2. “We’re a little behind, but I think we can make it up”
“On the surface, this sounds a lot like the buckle down thing, but there’s a subtle difference. In fact you’ll often hear them used together, like we’re a little behind schedule, but I think we can make it up if we just buckle down. What you’ve really got on your hands here is an incurable optimist. The best predictor of future performance is past performance, but this fella thinks yeah, it’s been going bad so far, but for no reason whatsoever, I think it’s about to turn around and go the other direction.
3. “We know you like to do things the right way, but…”
“I’ve been around a few years now, and I find I’m now the guy they call in to go fix stuff that’s already behind schedule and over budget. So I really think it’s great when they pull you into their office and say we know you like to take the time to do things right, but we’re way behind schedule and over budget here, so take whatever shortcuts you can to get it to work, and we’ll have to fix the rest on the next job. The irony of this is apparently lost on the poor doomed PM, because it’s almost always the rushed, half-assed job that he told the guy before you to do that got him into this mess in the first place.”
4. “We didn’t have time to…”

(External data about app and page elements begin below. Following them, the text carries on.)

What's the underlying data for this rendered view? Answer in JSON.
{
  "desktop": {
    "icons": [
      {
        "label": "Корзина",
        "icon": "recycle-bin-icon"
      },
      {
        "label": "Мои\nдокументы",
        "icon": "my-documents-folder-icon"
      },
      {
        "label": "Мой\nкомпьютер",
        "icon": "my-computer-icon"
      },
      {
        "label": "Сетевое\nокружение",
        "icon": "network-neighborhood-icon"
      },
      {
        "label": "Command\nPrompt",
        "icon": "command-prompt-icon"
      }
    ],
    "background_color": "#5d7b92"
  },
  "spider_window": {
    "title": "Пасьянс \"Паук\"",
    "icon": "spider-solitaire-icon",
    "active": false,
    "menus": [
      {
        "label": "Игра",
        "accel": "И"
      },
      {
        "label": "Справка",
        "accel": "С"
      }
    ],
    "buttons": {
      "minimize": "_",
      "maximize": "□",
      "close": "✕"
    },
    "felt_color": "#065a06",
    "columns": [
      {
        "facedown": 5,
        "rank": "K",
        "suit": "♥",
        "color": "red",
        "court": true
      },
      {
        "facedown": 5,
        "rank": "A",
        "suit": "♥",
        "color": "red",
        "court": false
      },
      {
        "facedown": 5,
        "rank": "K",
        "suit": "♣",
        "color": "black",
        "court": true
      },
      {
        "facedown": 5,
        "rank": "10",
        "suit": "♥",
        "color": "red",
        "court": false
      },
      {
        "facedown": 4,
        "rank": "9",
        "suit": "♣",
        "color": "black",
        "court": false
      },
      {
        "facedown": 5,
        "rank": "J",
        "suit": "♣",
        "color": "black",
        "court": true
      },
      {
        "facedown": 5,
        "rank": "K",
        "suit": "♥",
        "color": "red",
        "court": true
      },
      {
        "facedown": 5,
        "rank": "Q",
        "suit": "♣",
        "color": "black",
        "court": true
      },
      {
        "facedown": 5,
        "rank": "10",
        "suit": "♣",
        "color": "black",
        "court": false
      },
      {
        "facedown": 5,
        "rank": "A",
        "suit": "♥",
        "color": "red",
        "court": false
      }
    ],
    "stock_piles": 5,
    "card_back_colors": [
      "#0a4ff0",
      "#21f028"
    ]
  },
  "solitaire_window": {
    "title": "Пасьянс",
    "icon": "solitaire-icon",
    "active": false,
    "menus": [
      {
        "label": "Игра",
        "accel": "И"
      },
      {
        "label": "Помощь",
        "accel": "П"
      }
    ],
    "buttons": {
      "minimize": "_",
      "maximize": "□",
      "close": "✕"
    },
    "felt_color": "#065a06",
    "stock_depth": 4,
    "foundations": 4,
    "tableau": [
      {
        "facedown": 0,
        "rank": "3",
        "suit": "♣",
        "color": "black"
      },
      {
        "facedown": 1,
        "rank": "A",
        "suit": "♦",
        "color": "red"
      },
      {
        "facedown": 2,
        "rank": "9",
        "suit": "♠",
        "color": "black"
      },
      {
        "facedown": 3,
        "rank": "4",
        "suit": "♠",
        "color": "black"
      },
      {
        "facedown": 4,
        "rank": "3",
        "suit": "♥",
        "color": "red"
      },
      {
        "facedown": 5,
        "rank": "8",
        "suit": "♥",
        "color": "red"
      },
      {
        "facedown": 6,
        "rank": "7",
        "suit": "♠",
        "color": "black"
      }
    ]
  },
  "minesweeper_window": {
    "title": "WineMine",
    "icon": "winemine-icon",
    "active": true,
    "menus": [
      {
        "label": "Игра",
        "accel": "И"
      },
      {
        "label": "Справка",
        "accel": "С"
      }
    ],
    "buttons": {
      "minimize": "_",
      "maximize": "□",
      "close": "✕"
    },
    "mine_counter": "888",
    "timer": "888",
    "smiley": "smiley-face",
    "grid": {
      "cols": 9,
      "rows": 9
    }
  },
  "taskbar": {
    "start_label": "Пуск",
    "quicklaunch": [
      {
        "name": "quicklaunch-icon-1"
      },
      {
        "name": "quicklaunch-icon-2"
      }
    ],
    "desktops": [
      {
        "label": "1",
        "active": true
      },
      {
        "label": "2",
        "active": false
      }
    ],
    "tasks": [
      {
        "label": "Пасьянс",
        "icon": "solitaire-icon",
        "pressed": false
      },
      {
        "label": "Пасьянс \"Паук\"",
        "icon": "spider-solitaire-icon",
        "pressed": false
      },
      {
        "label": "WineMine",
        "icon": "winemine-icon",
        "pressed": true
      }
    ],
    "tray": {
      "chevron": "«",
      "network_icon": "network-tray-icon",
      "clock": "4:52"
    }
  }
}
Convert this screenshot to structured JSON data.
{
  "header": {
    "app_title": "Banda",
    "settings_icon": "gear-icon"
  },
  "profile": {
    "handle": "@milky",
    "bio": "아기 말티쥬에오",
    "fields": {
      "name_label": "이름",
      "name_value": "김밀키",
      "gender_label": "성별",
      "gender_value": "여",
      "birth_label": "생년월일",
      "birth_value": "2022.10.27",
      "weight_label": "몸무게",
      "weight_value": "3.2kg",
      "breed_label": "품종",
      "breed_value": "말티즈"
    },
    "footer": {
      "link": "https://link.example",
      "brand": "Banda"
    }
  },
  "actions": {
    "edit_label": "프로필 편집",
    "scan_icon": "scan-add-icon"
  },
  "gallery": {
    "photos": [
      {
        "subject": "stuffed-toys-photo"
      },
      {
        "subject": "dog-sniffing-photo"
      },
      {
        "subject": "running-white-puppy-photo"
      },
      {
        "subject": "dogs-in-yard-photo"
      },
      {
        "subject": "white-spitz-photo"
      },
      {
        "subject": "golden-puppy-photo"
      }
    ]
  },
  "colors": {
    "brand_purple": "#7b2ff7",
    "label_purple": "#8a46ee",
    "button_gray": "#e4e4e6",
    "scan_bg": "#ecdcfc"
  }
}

“This is my favorite,” said Bob. “The customer comes to you and says the widget doesn’t do what he wanted it to do, and you say of course we can do that!… but let’s take a look at the spec to see if it’s supposed to be included, or if it’s an extra. You call the PM and he says, I remember them saying in a meeting they didn’t want that, but we were over budget and behind schedule so we didn’t have time to update the spec. Then you end up doing days of rework to make up for the 30 minutes of typing he saved. The PM’s whole job is to plan, document and manage the scope of the job. If he wasn’t doing that, who was managing the project?”
There were some other clues I just can’t remember, but those were the ones that stuck with me. Does anyone have clues of their own they would like added to the list?